(Dataset rows for apps and sites)

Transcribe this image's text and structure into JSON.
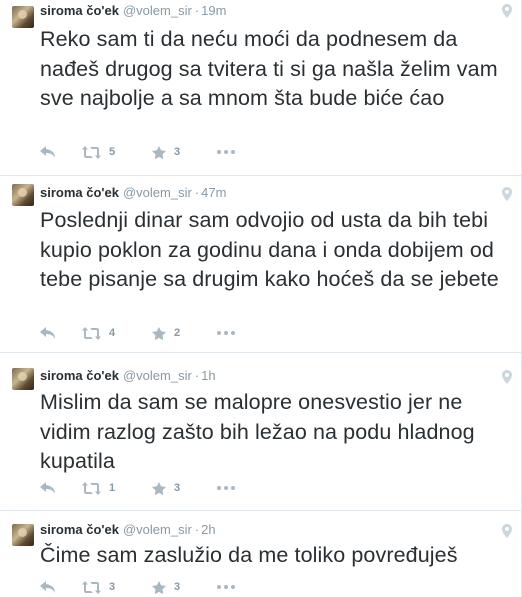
{
  "colors": {
    "text": "#292f33",
    "muted": "#8899a6",
    "divider": "#e1e8ed"
  },
  "tweets": [
    {
      "name": "siroma čo'ek",
      "handle": "@volem_sir",
      "dot": "·",
      "time": "19m",
      "text": "Reko sam ti da neću moći da podnesem da nađeš drugog sa tvitera ti si ga našla želim vam sve najbolje a sa mnom šta bude biće ćao",
      "retweets": "5",
      "favorites": "3"
    },
    {
      "name": "siroma čo'ek",
      "handle": "@volem_sir",
      "dot": "·",
      "time": "47m",
      "text": "Poslednji dinar sam odvojio od usta da bih tebi kupio poklon za godinu dana i onda dobijem od tebe pisanje sa drugim kako hoćeš da se jebete",
      "retweets": "4",
      "favorites": "2"
    },
    {
      "name": "siroma čo'ek",
      "handle": "@volem_sir",
      "dot": "·",
      "time": "1h",
      "text": "Mislim da sam se malopre onesvestio jer ne vidim razlog zašto bih ležao na podu hladnog kupatila",
      "retweets": "1",
      "favorites": "3"
    },
    {
      "name": "siroma čo'ek",
      "handle": "@volem_sir",
      "dot": "·",
      "time": "2h",
      "text": "Čime sam zaslužio da me toliko povređuješ",
      "retweets": "3",
      "favorites": "3"
    }
  ],
  "icons": {
    "avatar": "user-avatar",
    "location": "location-pin-icon",
    "reply": "reply-icon",
    "retweet": "retweet-icon",
    "favorite": "star-icon",
    "more": "more-dots-icon"
  }
}
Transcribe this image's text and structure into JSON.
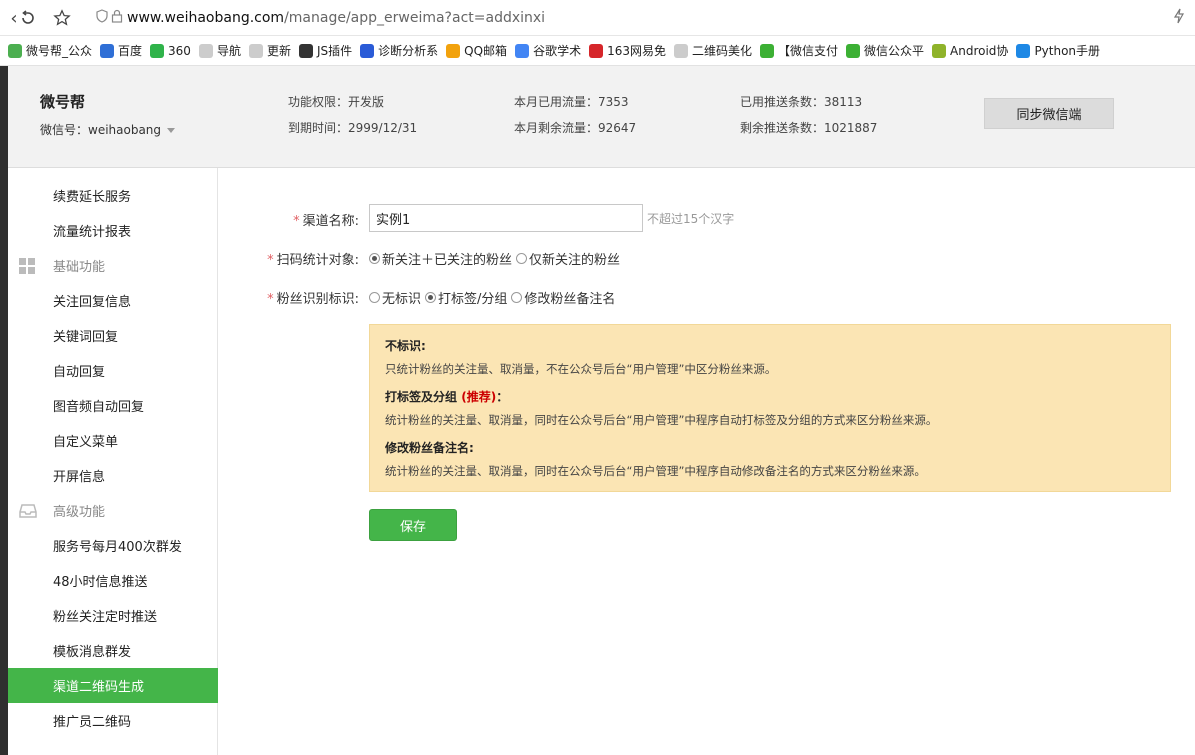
{
  "browser": {
    "url_main": "www.weihaobang.com",
    "url_path": "/manage/app_erweima?act=addxinxi"
  },
  "bookmarks": [
    {
      "label": "微号帮_公众",
      "icon": "weihaobang-icon",
      "color": "#4caf50"
    },
    {
      "label": "百度",
      "icon": "baidu-paw-icon",
      "color": "#2f6fd6"
    },
    {
      "label": "360",
      "icon": "360-icon",
      "color": "#2fb34a"
    },
    {
      "label": "导航",
      "icon": "page-icon",
      "color": "#cccccc"
    },
    {
      "label": "更新",
      "icon": "page-icon",
      "color": "#cccccc"
    },
    {
      "label": "JS插件",
      "icon": "js-icon",
      "color": "#333333"
    },
    {
      "label": "诊断分析系",
      "icon": "diagnosis-icon",
      "color": "#2a5bd7"
    },
    {
      "label": "QQ邮箱",
      "icon": "qq-mail-icon",
      "color": "#f2a20d"
    },
    {
      "label": "谷歌学术",
      "icon": "google-icon",
      "color": "#4285f4"
    },
    {
      "label": "163网易免",
      "icon": "netease-icon",
      "color": "#d6262a"
    },
    {
      "label": "二维码美化",
      "icon": "page-icon",
      "color": "#cccccc"
    },
    {
      "label": "【微信支付",
      "icon": "wechat-icon",
      "color": "#3cb034"
    },
    {
      "label": "微信公众平",
      "icon": "wechat-icon",
      "color": "#3cb034"
    },
    {
      "label": "Android协",
      "icon": "android-icon",
      "color": "#8fb32a"
    },
    {
      "label": "Python手册",
      "icon": "python-icon",
      "color": "#1e88e5"
    }
  ],
  "header": {
    "account_name": "微号帮",
    "account_id": "微信号：weihaobang",
    "stats": [
      {
        "text": "功能权限：开发版"
      },
      {
        "text": "到期时间：2999/12/31"
      },
      {
        "text": "本月已用流量：7353"
      },
      {
        "text": "本月剩余流量：92647"
      },
      {
        "text": "已用推送条数：38113"
      },
      {
        "text": "剩余推送条数：1021887"
      }
    ],
    "sync_button": "同步微信端"
  },
  "sidebar": {
    "items": [
      {
        "label": "续费延长服务",
        "type": "item"
      },
      {
        "label": "流量统计报表",
        "type": "item"
      },
      {
        "label": "基础功能",
        "type": "section"
      },
      {
        "label": "关注回复信息",
        "type": "item"
      },
      {
        "label": "关键词回复",
        "type": "item"
      },
      {
        "label": "自动回复",
        "type": "item"
      },
      {
        "label": "图音频自动回复",
        "type": "item"
      },
      {
        "label": "自定义菜单",
        "type": "item"
      },
      {
        "label": "开屏信息",
        "type": "item"
      },
      {
        "label": "高级功能",
        "type": "section"
      },
      {
        "label": "服务号每月400次群发",
        "type": "item"
      },
      {
        "label": "48小时信息推送",
        "type": "item"
      },
      {
        "label": "粉丝关注定时推送",
        "type": "item"
      },
      {
        "label": "模板消息群发",
        "type": "item"
      },
      {
        "label": "渠道二维码生成",
        "type": "item",
        "active": true
      },
      {
        "label": "推广员二维码",
        "type": "item"
      }
    ],
    "active_color": "#44b549"
  },
  "form": {
    "name_label": "渠道名称:",
    "name_value": "实例1",
    "name_hint": "不超过15个汉字",
    "target_label": "扫码统计对象:",
    "target_options": [
      "新关注＋已关注的粉丝",
      "仅新关注的粉丝"
    ],
    "target_selected": 0,
    "mark_label": "粉丝识别标识:",
    "mark_options": [
      "无标识",
      "打标签/分组",
      "修改粉丝备注名"
    ],
    "mark_selected": 1,
    "required_mark": "*",
    "save_button": "保存"
  },
  "notice": {
    "title1": "不标识:",
    "text1": "只统计粉丝的关注量、取消量，不在公众号后台“用户管理”中区分粉丝来源。",
    "title2": "打标签及分组",
    "title2_rec": "(推荐)",
    "title2_suffix": "：",
    "text2": "统计粉丝的关注量、取消量，同时在公众号后台“用户管理”中程序自动打标签及分组的方式来区分粉丝来源。",
    "title3": "修改粉丝备注名:",
    "text3": "统计粉丝的关注量、取消量，同时在公众号后台“用户管理”中程序自动修改备注名的方式来区分粉丝来源。"
  }
}
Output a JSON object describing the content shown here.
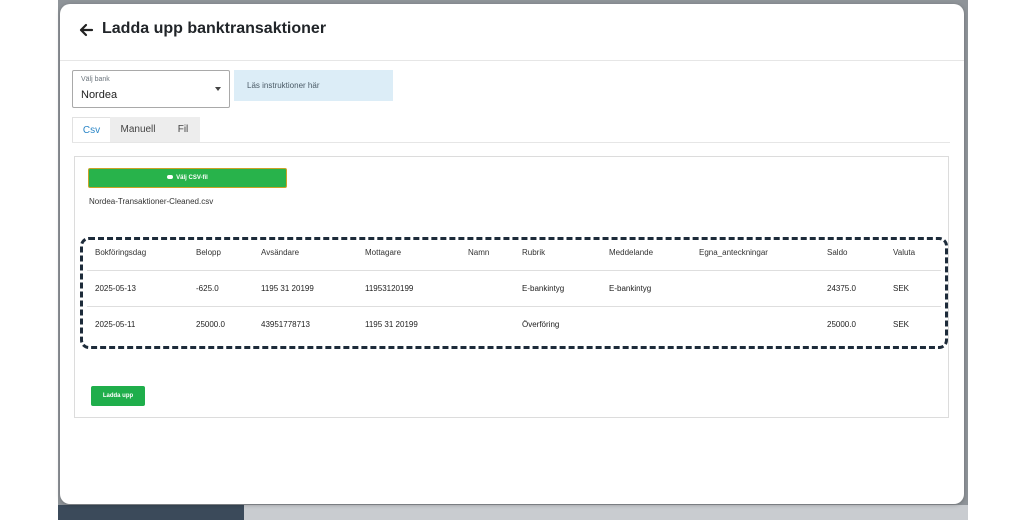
{
  "header": {
    "title": "Ladda upp banktransaktioner"
  },
  "bank_select": {
    "label": "Välj bank",
    "value": "Nordea"
  },
  "instructions": {
    "text": "Läs instruktioner här"
  },
  "tabs": [
    {
      "label": "Csv",
      "active": true
    },
    {
      "label": "Manuell",
      "active": false
    },
    {
      "label": "Fil",
      "active": false
    }
  ],
  "csv": {
    "choose_button_label": "Välj CSV-fil",
    "filename": "Nordea-Transaktioner-Cleaned.csv"
  },
  "table": {
    "columns": [
      "Bokföringsdag",
      "Belopp",
      "Avsändare",
      "Mottagare",
      "Namn",
      "Rubrik",
      "Meddelande",
      "Egna_anteckningar",
      "Saldo",
      "Valuta"
    ],
    "rows": [
      [
        "2025-05-13",
        "-625.0",
        "1195 31 20199",
        "11953120199",
        "",
        "E-bankintyg",
        "E-bankintyg",
        "",
        "24375.0",
        "SEK"
      ],
      [
        "2025-05-11",
        "25000.0",
        "43951778713",
        "1195 31 20199",
        "",
        "Överföring",
        "",
        "",
        "25000.0",
        "SEK"
      ]
    ]
  },
  "upload_button": {
    "label": "Ladda upp"
  },
  "colors": {
    "primary_green": "#28b34b",
    "info_bg": "#dcedf7",
    "tab_active": "#2a86c7",
    "highlight_border": "#1d2b3a"
  }
}
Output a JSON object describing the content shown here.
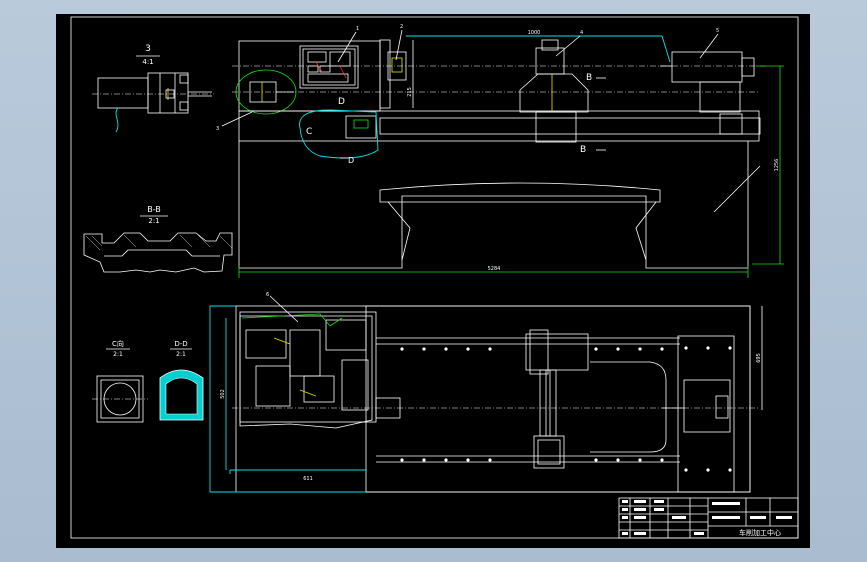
{
  "colors": {
    "background": "#b4c6d8",
    "paper": "#000000",
    "line_white": "#ffffff",
    "line_cyan": "#00e5e5",
    "line_green": "#19e019",
    "line_red": "#ff2a2a",
    "line_yellow": "#e5e500"
  },
  "views": {
    "detail_3": {
      "title": "3",
      "scale": "4:1"
    },
    "section_bb": {
      "title": "B-B",
      "scale": "2:1"
    },
    "view_c": {
      "title": "C向",
      "scale": "2:1"
    },
    "section_dd": {
      "title": "D-D",
      "scale": "2:1"
    }
  },
  "front_view": {
    "section_markers": {
      "b_upper": "B",
      "b_lower": "B",
      "c": "C",
      "d_upper": "D",
      "d_lower": "D"
    },
    "dims": {
      "top_length": "1000",
      "overall_length": "5284",
      "overall_height": "1256",
      "height_small": "215"
    },
    "balloons": {
      "b1": "1",
      "b2": "2",
      "b3": "3",
      "b4": "4",
      "b5": "5"
    }
  },
  "top_view": {
    "balloons": {
      "b6": "6"
    },
    "dims": {
      "bottom_length": "611",
      "left_height": "502",
      "right_height": "695"
    }
  },
  "title_block": {
    "title": "车削加工中心"
  }
}
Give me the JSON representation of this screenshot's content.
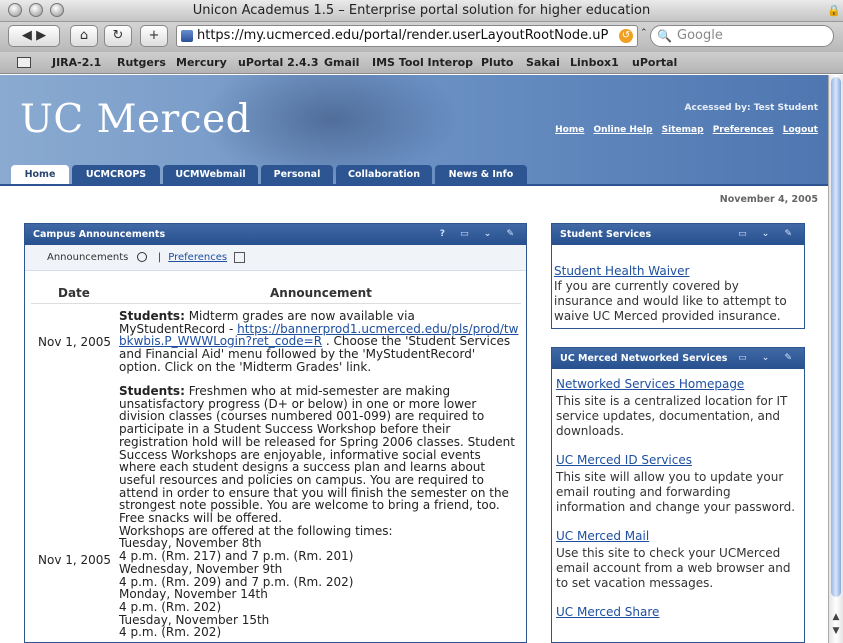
{
  "window": {
    "title": "Unicon Academus 1.5 – Enterprise portal solution for higher education"
  },
  "toolbar": {
    "back": "◀",
    "forward": "▶",
    "home": "⌂",
    "reload": "↻",
    "add": "+",
    "url": "https://my.ucmerced.edu/portal/render.userLayoutRootNode.uP",
    "search_placeholder": "Google"
  },
  "bookmarks": [
    "JIRA-2.1",
    "Rutgers",
    "Mercury",
    "uPortal 2.4.3",
    "Gmail",
    "IMS Tool Interop",
    "Pluto",
    "Sakai",
    "Linbox1",
    "uPortal"
  ],
  "header": {
    "logo": "UC Merced",
    "accessed": "Accessed by: Test Student",
    "links": [
      "Home",
      "Online Help",
      "Sitemap",
      "Preferences",
      "Logout"
    ]
  },
  "tabs": [
    "Home",
    "UCMCROPS",
    "UCMWebmail",
    "Personal",
    "Collaboration",
    "News & Info"
  ],
  "date": "November 4, 2005",
  "announcements": {
    "title": "Campus Announcements",
    "tool_label": "Announcements",
    "pref_label": "Preferences",
    "separator": "|",
    "col_date": "Date",
    "col_ann": "Announcement",
    "items": [
      {
        "date": "Nov 1, 2005",
        "label": "Students:",
        "text_a": " Midterm grades are now available via MyStudentRecord - ",
        "link": "https://bannerprod1.ucmerced.edu/pls/prod/twbkwbis.P_WWWLogin?ret_code=R",
        "text_b": " . Choose the 'Student Services and Financial Aid' menu followed by the 'MyStudentRecord' option. Click on the 'Midterm Grades' link."
      },
      {
        "date": "Nov 1, 2005",
        "label": "Students:",
        "text_a": " Freshmen who at mid-semester are making unsatisfactory progress (D+ or below) in one or more lower division classes (courses numbered 001-099) are required to participate in a Student Success Workshop before their registration hold will be released for Spring 2006 classes. Student Success Workshops are enjoyable, informative social events where each student designs a success plan and learns about useful resources and policies on campus. You are required to attend in order to ensure that you will finish the semester on the strongest note possible. You are welcome to bring a friend, too. Free snacks will be offered.",
        "lines": [
          "Workshops are offered at the following times:",
          "Tuesday, November 8th",
          "4 p.m. (Rm. 217) and 7 p.m. (Rm. 201)",
          "Wednesday, November 9th",
          "4 p.m. (Rm. 209) and 7 p.m. (Rm. 202)",
          "Monday, November 14th",
          "4 p.m. (Rm. 202)",
          "Tuesday, November 15th",
          "4 p.m. (Rm. 202)"
        ]
      }
    ]
  },
  "student_services": {
    "title": "Student Services",
    "link": "Student Health Waiver",
    "desc": "If you are currently covered by insurance and would like to attempt to waive UC Merced provided insurance."
  },
  "networked_services": {
    "title": "UC Merced Networked Services",
    "items": [
      {
        "link": "Networked Services Homepage",
        "desc": "This site is a centralized location for IT service updates, documentation, and downloads."
      },
      {
        "link": "UC Merced ID Services",
        "desc": "This site will allow you to update your email routing and forwarding information and change your password."
      },
      {
        "link": "UC Merced Mail",
        "desc": "Use this site to check your UCMerced email account from a web browser and to set vacation messages."
      },
      {
        "link": "UC Merced Share",
        "desc": ""
      }
    ]
  },
  "channel_icons": "? ▭ ⌄ ✎",
  "channel_icons_short": "▭ ⌄ ✎",
  "colors": {
    "tab": "#2c5592",
    "link": "#1e4fa0"
  }
}
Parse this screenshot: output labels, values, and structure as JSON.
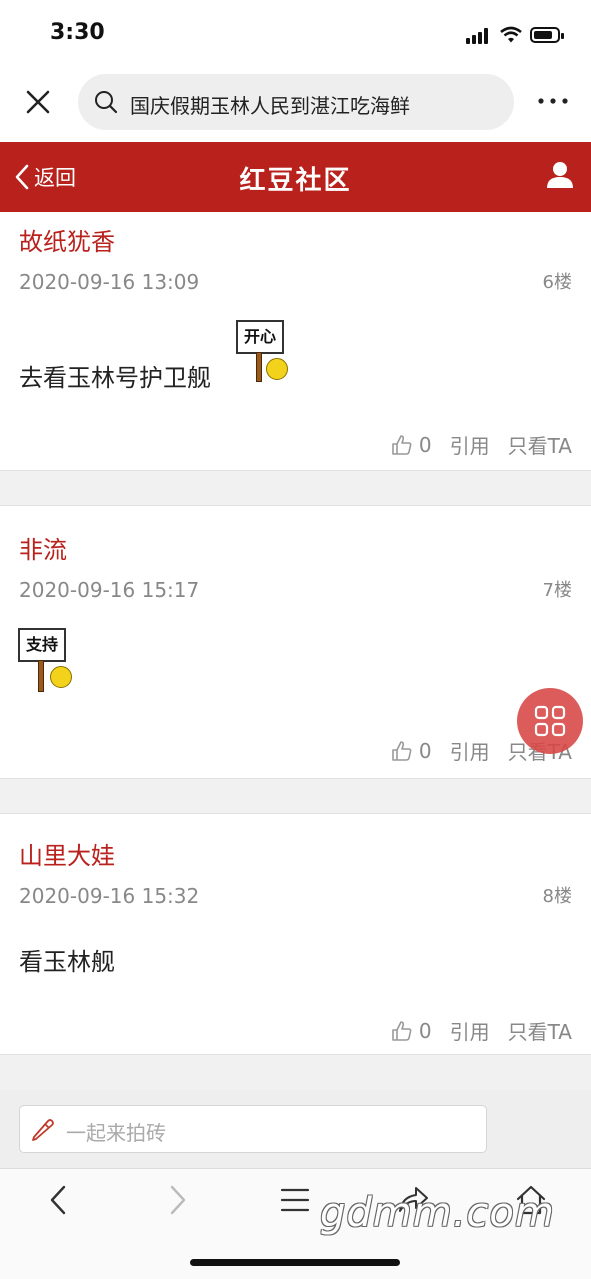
{
  "status": {
    "time": "3:30"
  },
  "browser": {
    "search_text": "国庆假期玉林人民到湛江吃海鲜"
  },
  "nav": {
    "back_label": "返回",
    "title": "红豆社区"
  },
  "posts": [
    {
      "author": "故纸犹香",
      "time": "2020-09-16 13:09",
      "floor": "6楼",
      "text": "去看玉林号护卫舰",
      "sticker": "开心",
      "likes": "0",
      "quote": "引用",
      "only_ta": "只看TA"
    },
    {
      "author": "非流",
      "time": "2020-09-16 15:17",
      "floor": "7楼",
      "text": "",
      "sticker": "支持",
      "likes": "0",
      "quote": "引用",
      "only_ta": "只看TA"
    },
    {
      "author": "山里大娃",
      "time": "2020-09-16 15:32",
      "floor": "8楼",
      "text": "看玉林舰",
      "likes": "0",
      "quote": "引用",
      "only_ta": "只看TA"
    }
  ],
  "reply": {
    "placeholder": "一起来拍砖"
  },
  "watermark": "gdmm.com",
  "colors": {
    "brand": "#b8211c",
    "float_button": "#d74646"
  }
}
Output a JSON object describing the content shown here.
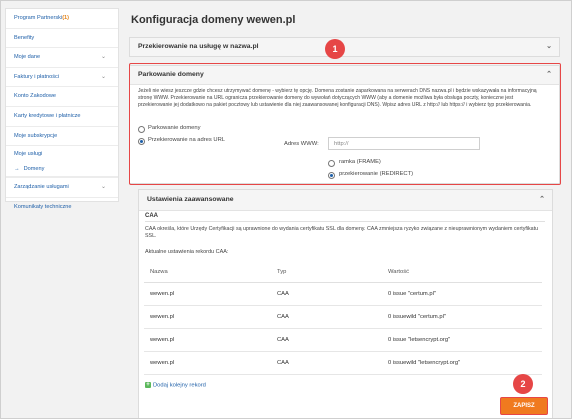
{
  "sidebar": {
    "items": [
      {
        "label": "Program Partnerski",
        "badge": "(1)"
      },
      {
        "label": "Benefity"
      },
      {
        "label": "Moje dane"
      },
      {
        "label": "Faktury i płatności"
      },
      {
        "label": "Konto Zakodowe"
      },
      {
        "label": "Karty kredytowe i płatnicze"
      },
      {
        "label": "Moje subskrypcje"
      },
      {
        "label": "Moje usługi"
      },
      {
        "label": "Domeny"
      },
      {
        "label": "Zarządzanie usługami"
      },
      {
        "label": "Komunikaty techniczne"
      }
    ]
  },
  "page": {
    "title": "Konfiguracja domeny wewen.pl"
  },
  "panel_redirect": {
    "title": "Przekierowanie na usługę w nazwa.pl"
  },
  "panel_parking": {
    "title": "Parkowanie domeny",
    "description": "Jeżeli nie wiesz jeszcze gdzie chcesz utrzymywać domenę - wybierz tę opcję. Domena zostanie zaparkowana na serwerach DNS nazwa.pl i będzie wskazywała na informacyjną stronę WWW. Przekierowanie na URL ogranicza przekierowanie domeny do wywołań dotyczących WWW (aby a domenie możliwa była obsługa poczty, konieczne jest przekierowanie jej dodatkowo na pakiet pocztowy lub ustawienie dla niej zaawansowanej konfiguracji DNS). Wpisz adres URL z http:// lub https:// i wybierz typ przekierowania.",
    "options": [
      "Parkowanie domeny",
      "Przekierowanie na adres URL"
    ],
    "www_label": "Adres WWW:",
    "www_value": "http://",
    "redirect_types": [
      "ramka (FRAME)",
      "przekierowanie (REDIRECT)"
    ]
  },
  "panel_advanced": {
    "title": "Ustawienia zaawansowane",
    "caa_heading": "CAA",
    "caa_description": "CAA określa, które Urzędy Certyfikacji są uprawnione do wydania certyfikatu SSL dla domeny. CAA zmniejsza ryzyko związane z nieuprawnionym wydaniem certyfikatu SSL.",
    "records_label": "Aktualne ustawienia rekordu CAA:",
    "columns": [
      "Nazwa",
      "Typ",
      "Wartość"
    ],
    "rows": [
      [
        "wewen.pl",
        "CAA",
        "0 issue \"certum.pl\""
      ],
      [
        "wewen.pl",
        "CAA",
        "0 issuewild \"certum.pl\""
      ],
      [
        "wewen.pl",
        "CAA",
        "0 issue \"letsencrypt.org\""
      ],
      [
        "wewen.pl",
        "CAA",
        "0 issuewild \"letsencrypt.org\""
      ]
    ],
    "add_label": "Dodaj kolejny rekord"
  },
  "save_label": "ZAPISZ",
  "annotations": [
    "1",
    "2"
  ],
  "colors": {
    "accent": "#1e5fa8",
    "highlight": "#e64646",
    "save": "#f07a1f"
  }
}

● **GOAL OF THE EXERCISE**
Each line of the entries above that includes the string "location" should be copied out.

● **TASK OUTPUT**
    "location": "location-pin-icon",
        "desc": "This site is a centralized location for IT service updates, documentation, and downloads."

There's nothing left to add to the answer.